#### Supplied data ####
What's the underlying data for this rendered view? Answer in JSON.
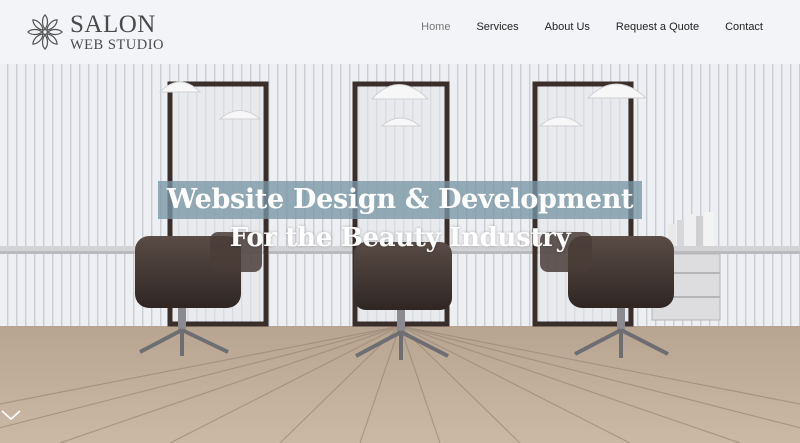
{
  "brand": {
    "line1": "SALON",
    "line2": "WEB STUDIO",
    "icon": "flower-logo-icon",
    "color": "#4a4a4a"
  },
  "nav": {
    "items": [
      {
        "label": "Home",
        "active": true
      },
      {
        "label": "Services",
        "active": false
      },
      {
        "label": "About Us",
        "active": false
      },
      {
        "label": "Request a Quote",
        "active": false
      },
      {
        "label": "Contact",
        "active": false
      }
    ]
  },
  "hero": {
    "headline_line1": "Website Design & Development",
    "headline_line2": "For the Beauty Industry",
    "highlight_color": "#7896a5",
    "scroll_icon": "chevron-down-icon"
  }
}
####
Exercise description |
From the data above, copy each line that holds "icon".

Exercise solution |
    "icon": "flower-logo-icon",
    "scroll_icon": "chevron-down-icon"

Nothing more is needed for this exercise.